Your job is to retype all of the data word for word, leaving every image out.

Website and app data records:
────────────────────────────────────────
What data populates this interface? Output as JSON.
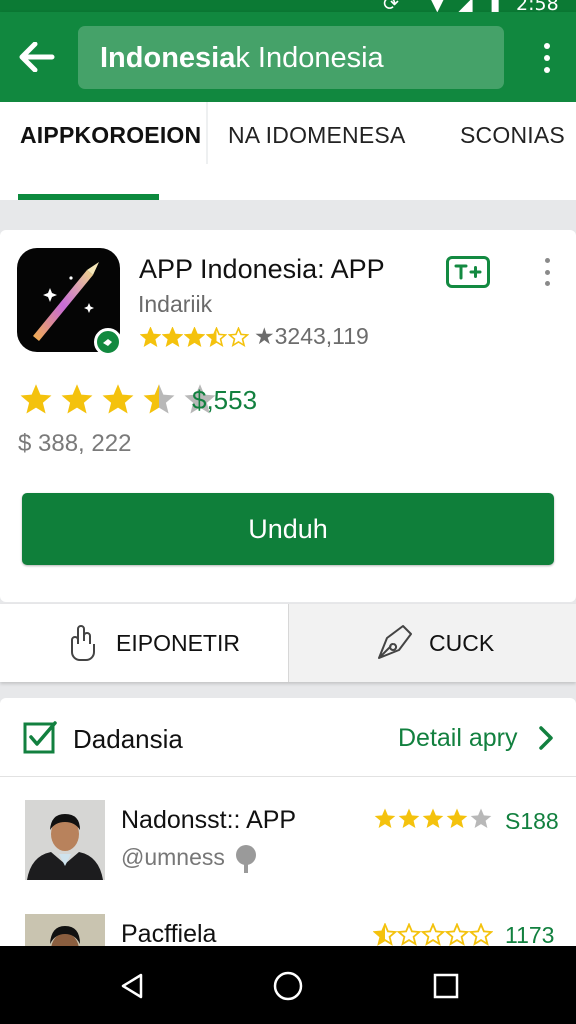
{
  "status_bar": {
    "time": "2:58"
  },
  "appbar": {
    "search_bold": "Indonesia",
    "search_rest": "k Indonesia"
  },
  "tabs": [
    {
      "label": "AIPPKOROEION",
      "active": true
    },
    {
      "label": "NA IDOMENESA",
      "active": false
    },
    {
      "label": "SCONIAS",
      "active": false
    }
  ],
  "app": {
    "title": "APP Indonesia: APP",
    "developer": "Indariik",
    "small_rating": 3.5,
    "rating_count": "★3243,119",
    "big_rating": 3.5,
    "price": "$,553",
    "sub_price": "$ 388, 222",
    "install_label": "Unduh"
  },
  "actions": {
    "left_label": "EIPONETIR",
    "right_label": "CUCK"
  },
  "list": {
    "title": "Dadansia",
    "detail_link": "Detail apry",
    "rows": [
      {
        "name": "Nadonsst:: APP",
        "handle": "@umness",
        "rating": 4,
        "count": "S188"
      },
      {
        "name": "Pacffiela",
        "handle": "",
        "rating": 0.5,
        "count": "1173"
      }
    ]
  },
  "icons": {
    "back": "back-arrow-icon",
    "menu": "more-vertical-icon",
    "install_mini": "add-to-library-icon",
    "share": "hand-pointer-icon",
    "cuck": "pen-nib-icon",
    "check": "checkbox-icon",
    "chevron": "chevron-right-icon",
    "nav_back": "triangle-back-icon",
    "nav_home": "circle-home-icon",
    "nav_recent": "square-recents-icon"
  },
  "colors": {
    "brand_green": "#11883f",
    "star": "#f4c20d",
    "star_empty": "#b8b8b8",
    "link_green": "#12803f"
  }
}
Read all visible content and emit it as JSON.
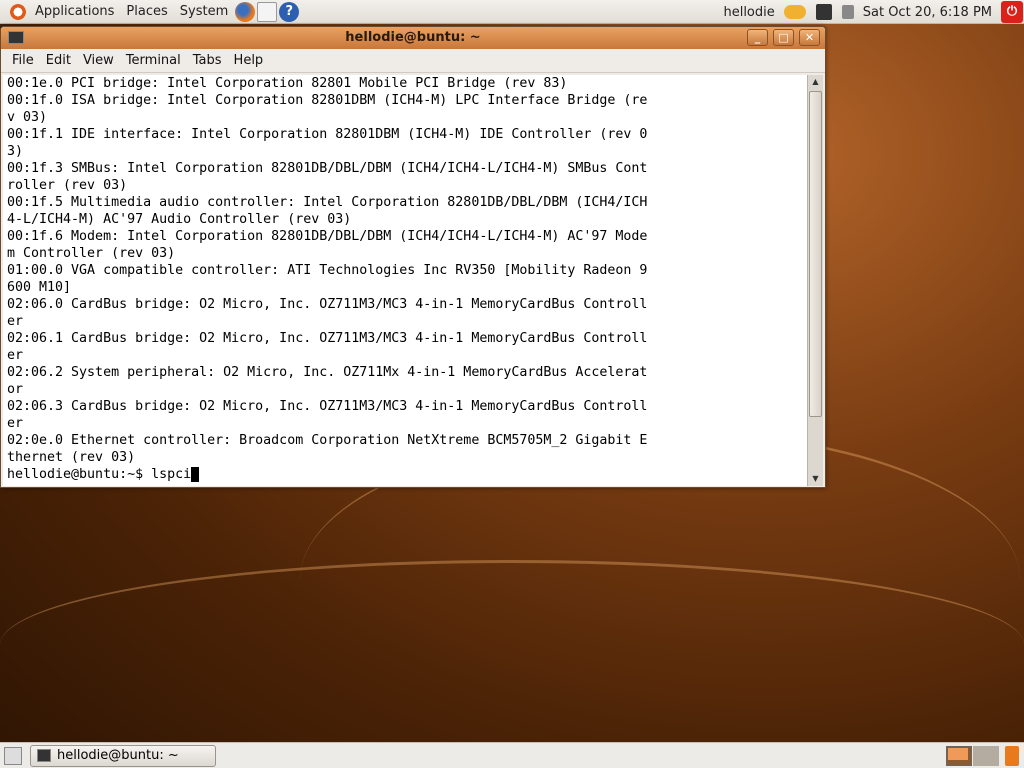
{
  "top_panel": {
    "menus": [
      "Applications",
      "Places",
      "System"
    ],
    "user": "hellodie",
    "clock": "Sat Oct 20,  6:18 PM"
  },
  "window": {
    "title": "hellodie@buntu: ~",
    "menu": [
      "File",
      "Edit",
      "View",
      "Terminal",
      "Tabs",
      "Help"
    ],
    "lines": [
      "00:1e.0 PCI bridge: Intel Corporation 82801 Mobile PCI Bridge (rev 83)",
      "00:1f.0 ISA bridge: Intel Corporation 82801DBM (ICH4-M) LPC Interface Bridge (re",
      "v 03)",
      "00:1f.1 IDE interface: Intel Corporation 82801DBM (ICH4-M) IDE Controller (rev 0",
      "3)",
      "00:1f.3 SMBus: Intel Corporation 82801DB/DBL/DBM (ICH4/ICH4-L/ICH4-M) SMBus Cont",
      "roller (rev 03)",
      "00:1f.5 Multimedia audio controller: Intel Corporation 82801DB/DBL/DBM (ICH4/ICH",
      "4-L/ICH4-M) AC'97 Audio Controller (rev 03)",
      "00:1f.6 Modem: Intel Corporation 82801DB/DBL/DBM (ICH4/ICH4-L/ICH4-M) AC'97 Mode",
      "m Controller (rev 03)",
      "01:00.0 VGA compatible controller: ATI Technologies Inc RV350 [Mobility Radeon 9",
      "600 M10]",
      "02:06.0 CardBus bridge: O2 Micro, Inc. OZ711M3/MC3 4-in-1 MemoryCardBus Controll",
      "er",
      "02:06.1 CardBus bridge: O2 Micro, Inc. OZ711M3/MC3 4-in-1 MemoryCardBus Controll",
      "er",
      "02:06.2 System peripheral: O2 Micro, Inc. OZ711Mx 4-in-1 MemoryCardBus Accelerat",
      "or",
      "02:06.3 CardBus bridge: O2 Micro, Inc. OZ711M3/MC3 4-in-1 MemoryCardBus Controll",
      "er",
      "02:0e.0 Ethernet controller: Broadcom Corporation NetXtreme BCM5705M_2 Gigabit E",
      "thernet (rev 03)"
    ],
    "prompt": "hellodie@buntu:~$ lspci"
  },
  "bottom_panel": {
    "task": "hellodie@buntu: ~"
  }
}
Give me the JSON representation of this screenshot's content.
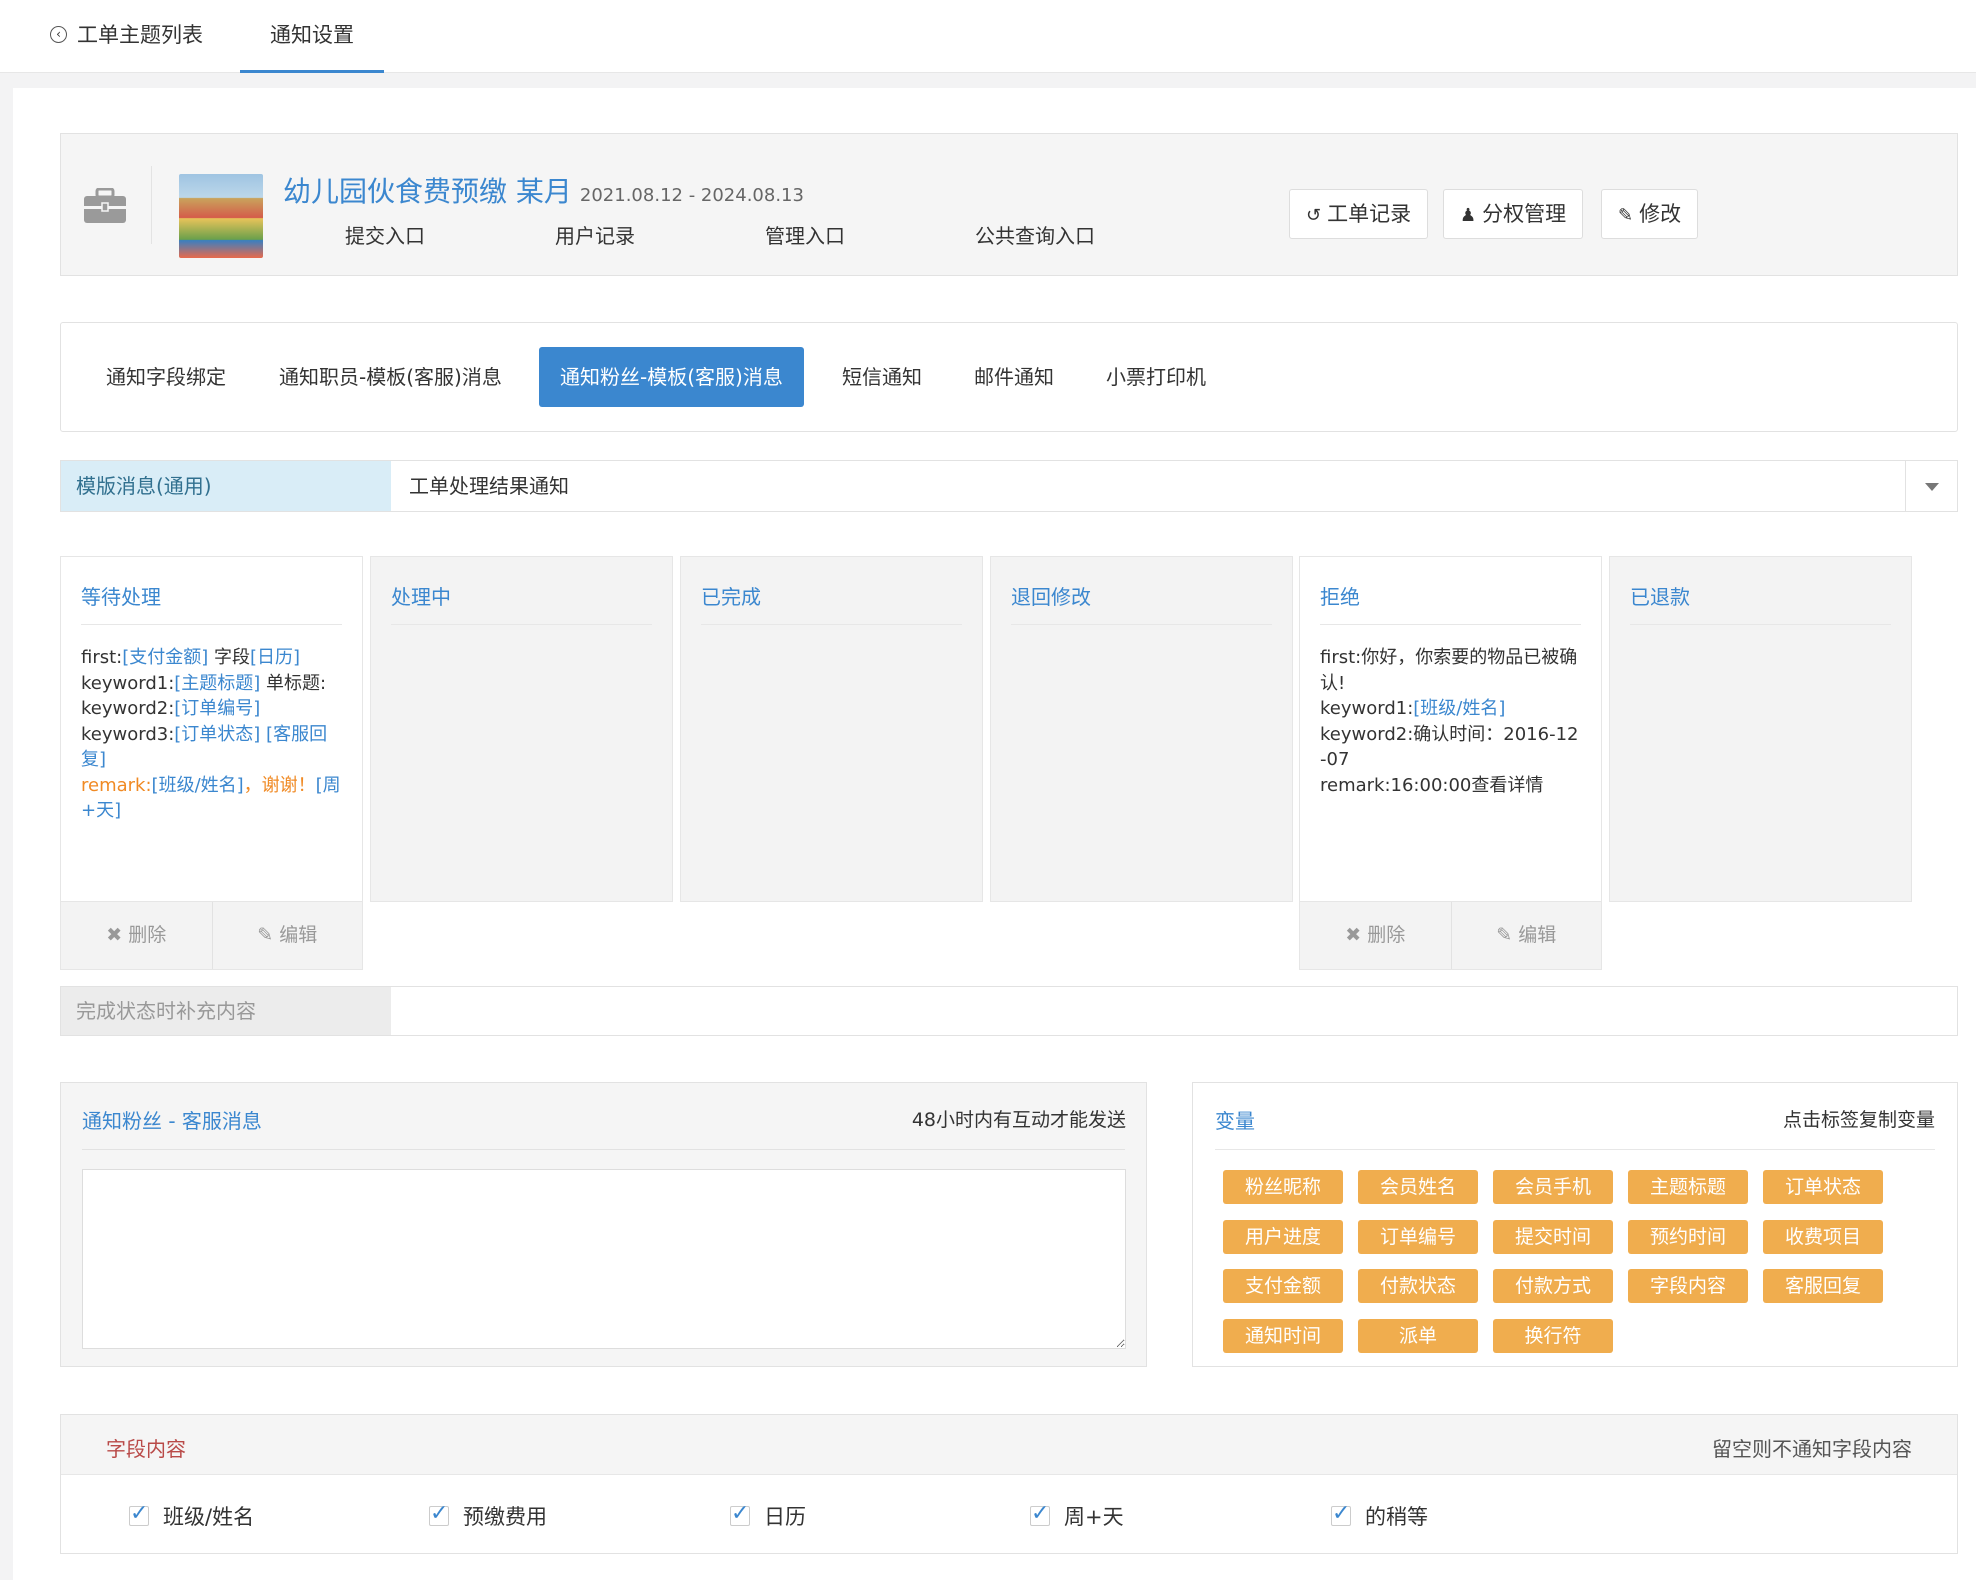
{
  "topnav": {
    "back_label": "工单主题列表",
    "active_label": "通知设置"
  },
  "header": {
    "title": "幼儿园伙食费预缴 某月",
    "date_range": "2021.08.12 - 2024.08.13",
    "links": [
      "提交入口",
      "用户记录",
      "管理入口",
      "公共查询入口"
    ],
    "buttons": {
      "records": "工单记录",
      "perm": "分权管理",
      "edit": "修改"
    }
  },
  "tabs": [
    "通知字段绑定",
    "通知职员-模板(客服)消息",
    "通知粉丝-模板(客服)消息",
    "短信通知",
    "邮件通知",
    "小票打印机"
  ],
  "active_tab": "通知粉丝-模板(客服)消息",
  "template": {
    "label": "模版消息(通用)",
    "value": "工单处理结果通知"
  },
  "status_columns": [
    {
      "title": "等待处理"
    },
    {
      "title": "处理中"
    },
    {
      "title": "已完成"
    },
    {
      "title": "退回修改"
    },
    {
      "title": "拒绝"
    },
    {
      "title": "已退款"
    }
  ],
  "col_pending": {
    "l1a": "first:",
    "l1b": "[支付金额]",
    "l1c": " 字段",
    "l1d": "[日历]",
    "l2a": "keyword1:",
    "l2b": "[主题标题]",
    "l2c": " 单标题:",
    "l3a": "keyword2:",
    "l3b": "[订单编号]",
    "l4a": "keyword3:",
    "l4b": "[订单状态]",
    "l4c": " [客服回复]",
    "l5a": "remark:",
    "l5b": "[班级/姓名]",
    "l5c": "，谢谢！",
    "l5d": "[周+天]"
  },
  "col_reject": {
    "l1": "first:你好，你索要的物品已被确认!",
    "l2a": "keyword1:",
    "l2b": "[班级/姓名]",
    "l3": "keyword2:确认时间：2016-12-07",
    "l4": "remark:16:00:00查看详情"
  },
  "card_actions": {
    "delete": "删除",
    "edit": "编辑"
  },
  "supplement": {
    "label": "完成状态时补充内容",
    "value": ""
  },
  "message": {
    "title": "通知粉丝 - 客服消息",
    "note": "48小时内有互动才能发送",
    "content": ""
  },
  "variables": {
    "title": "变量",
    "note": "点击标签复制变量",
    "tags": [
      "粉丝昵称",
      "会员姓名",
      "会员手机",
      "主题标题",
      "订单状态",
      "用户进度",
      "订单编号",
      "提交时间",
      "预约时间",
      "收费项目",
      "支付金额",
      "付款状态",
      "付款方式",
      "字段内容",
      "客服回复",
      "通知时间",
      "派单",
      "换行符"
    ]
  },
  "fields": {
    "title": "字段内容",
    "note": "留空则不通知字段内容",
    "items": [
      {
        "label": "班级/姓名",
        "checked": true
      },
      {
        "label": "预缴费用",
        "checked": true
      },
      {
        "label": "日历",
        "checked": true
      },
      {
        "label": "周+天",
        "checked": true
      },
      {
        "label": "的稍等",
        "checked": true
      }
    ]
  },
  "colors": {
    "primary": "#3b87cf",
    "tag": "#f0ad4e",
    "label_bg": "#d9edf7",
    "field_title": "#b94a48"
  }
}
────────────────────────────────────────
* **TASK RESULT**:
What data populates this interface? Output as JSON.
{
  "status_bar": {
    "time": "2:58"
  },
  "appbar": {
    "search_bold": "Indonesia",
    "search_rest": "k Indonesia"
  },
  "tabs": [
    {
      "label": "AIPPKOROEION",
      "active": true
    },
    {
      "label": "NA IDOMENESA",
      "active": false
    },
    {
      "label": "SCONIAS",
      "active": false
    }
  ],
  "app": {
    "title": "APP Indonesia: APP",
    "developer": "Indariik",
    "small_rating": 3.5,
    "rating_count": "★3243,119",
    "big_rating": 3.5,
    "price": "$,553",
    "sub_price": "$ 388, 222",
    "install_label": "Unduh"
  },
  "actions": {
    "left_label": "EIPONETIR",
    "right_label": "CUCK"
  },
  "list": {
    "title": "Dadansia",
    "detail_link": "Detail apry",
    "rows": [
      {
        "name": "Nadonsst:: APP",
        "handle": "@umness",
        "rating": 4,
        "count": "S188"
      },
      {
        "name": "Pacffiela",
        "handle": "",
        "rating": 0.5,
        "count": "1173"
      }
    ]
  },
  "icons": {
    "back": "back-arrow-icon",
    "menu": "more-vertical-icon",
    "install_mini": "add-to-library-icon",
    "share": "hand-pointer-icon",
    "cuck": "pen-nib-icon",
    "check": "checkbox-icon",
    "chevron": "chevron-right-icon",
    "nav_back": "triangle-back-icon",
    "nav_home": "circle-home-icon",
    "nav_recent": "square-recents-icon"
  },
  "colors": {
    "brand_green": "#11883f",
    "star": "#f4c20d",
    "star_empty": "#b8b8b8",
    "link_green": "#12803f"
  }
}
Read all visible content and emit it as JSON.
{
  "top_panel": {
    "menus": [
      "Applications",
      "Places",
      "System"
    ],
    "user": "hellodie",
    "clock": "Sat Oct 20,  6:18 PM"
  },
  "window": {
    "title": "hellodie@buntu: ~",
    "menu": [
      "File",
      "Edit",
      "View",
      "Terminal",
      "Tabs",
      "Help"
    ],
    "lines": [
      "00:1e.0 PCI bridge: Intel Corporation 82801 Mobile PCI Bridge (rev 83)",
      "00:1f.0 ISA bridge: Intel Corporation 82801DBM (ICH4-M) LPC Interface Bridge (re",
      "v 03)",
      "00:1f.1 IDE interface: Intel Corporation 82801DBM (ICH4-M) IDE Controller (rev 0",
      "3)",
      "00:1f.3 SMBus: Intel Corporation 82801DB/DBL/DBM (ICH4/ICH4-L/ICH4-M) SMBus Cont",
      "roller (rev 03)",
      "00:1f.5 Multimedia audio controller: Intel Corporation 82801DB/DBL/DBM (ICH4/ICH",
      "4-L/ICH4-M) AC'97 Audio Controller (rev 03)",
      "00:1f.6 Modem: Intel Corporation 82801DB/DBL/DBM (ICH4/ICH4-L/ICH4-M) AC'97 Mode",
      "m Controller (rev 03)",
      "01:00.0 VGA compatible controller: ATI Technologies Inc RV350 [Mobility Radeon 9",
      "600 M10]",
      "02:06.0 CardBus bridge: O2 Micro, Inc. OZ711M3/MC3 4-in-1 MemoryCardBus Controll",
      "er",
      "02:06.1 CardBus bridge: O2 Micro, Inc. OZ711M3/MC3 4-in-1 MemoryCardBus Controll",
      "er",
      "02:06.2 System peripheral: O2 Micro, Inc. OZ711Mx 4-in-1 MemoryCardBus Accelerat",
      "or",
      "02:06.3 CardBus bridge: O2 Micro, Inc. OZ711M3/MC3 4-in-1 MemoryCardBus Controll",
      "er",
      "02:0e.0 Ethernet controller: Broadcom Corporation NetXtreme BCM5705M_2 Gigabit E",
      "thernet (rev 03)"
    ],
    "prompt": "hellodie@buntu:~$ lspci"
  },
  "bottom_panel": {
    "task": "hellodie@buntu: ~"
  }
}
Give me the JSON representation of this screenshot's content.
{
  "topnav": {
    "back_label": "工单主题列表",
    "active_label": "通知设置"
  },
  "header": {
    "title": "幼儿园伙食费预缴 某月",
    "date_range": "2021.08.12 - 2024.08.13",
    "links": [
      "提交入口",
      "用户记录",
      "管理入口",
      "公共查询入口"
    ],
    "buttons": {
      "records": "工单记录",
      "perm": "分权管理",
      "edit": "修改"
    }
  },
  "tabs": [
    "通知字段绑定",
    "通知职员-模板(客服)消息",
    "通知粉丝-模板(客服)消息",
    "短信通知",
    "邮件通知",
    "小票打印机"
  ],
  "active_tab": "通知粉丝-模板(客服)消息",
  "template": {
    "label": "模版消息(通用)",
    "value": "工单处理结果通知"
  },
  "status_columns": [
    {
      "title": "等待处理"
    },
    {
      "title": "处理中"
    },
    {
      "title": "已完成"
    },
    {
      "title": "退回修改"
    },
    {
      "title": "拒绝"
    },
    {
      "title": "已退款"
    }
  ],
  "col_pending": {
    "l1a": "first:",
    "l1b": "[支付金额]",
    "l1c": " 字段",
    "l1d": "[日历]",
    "l2a": "keyword1:",
    "l2b": "[主题标题]",
    "l2c": " 单标题:",
    "l3a": "keyword2:",
    "l3b": "[订单编号]",
    "l4a": "keyword3:",
    "l4b": "[订单状态]",
    "l4c": " [客服回复]",
    "l5a": "remark:",
    "l5b": "[班级/姓名]",
    "l5c": "，谢谢！",
    "l5d": "[周+天]"
  },
  "col_reject": {
    "l1": "first:你好，你索要的物品已被确认!",
    "l2a": "keyword1:",
    "l2b": "[班级/姓名]",
    "l3": "keyword2:确认时间：2016-12-07",
    "l4": "remark:16:00:00查看详情"
  },
  "card_actions": {
    "delete": "删除",
    "edit": "编辑"
  },
  "supplement": {
    "label": "完成状态时补充内容",
    "value": ""
  },
  "message": {
    "title": "通知粉丝 - 客服消息",
    "note": "48小时内有互动才能发送",
    "content": ""
  },
  "variables": {
    "title": "变量",
    "note": "点击标签复制变量",
    "tags": [
      "粉丝昵称",
      "会员姓名",
      "会员手机",
      "主题标题",
      "订单状态",
      "用户进度",
      "订单编号",
      "提交时间",
      "预约时间",
      "收费项目",
      "支付金额",
      "付款状态",
      "付款方式",
      "字段内容",
      "客服回复",
      "通知时间",
      "派单",
      "换行符"
    ]
  },
  "fields": {
    "title": "字段内容",
    "note": "留空则不通知字段内容",
    "items": [
      {
        "label": "班级/姓名",
        "checked": true
      },
      {
        "label": "预缴费用",
        "checked": true
      },
      {
        "label": "日历",
        "checked": true
      },
      {
        "label": "周+天",
        "checked": true
      },
      {
        "label": "的稍等",
        "checked": true
      }
    ]
  },
  "colors": {
    "primary": "#3b87cf",
    "tag": "#f0ad4e",
    "label_bg": "#d9edf7",
    "field_title": "#b94a48"
  }
}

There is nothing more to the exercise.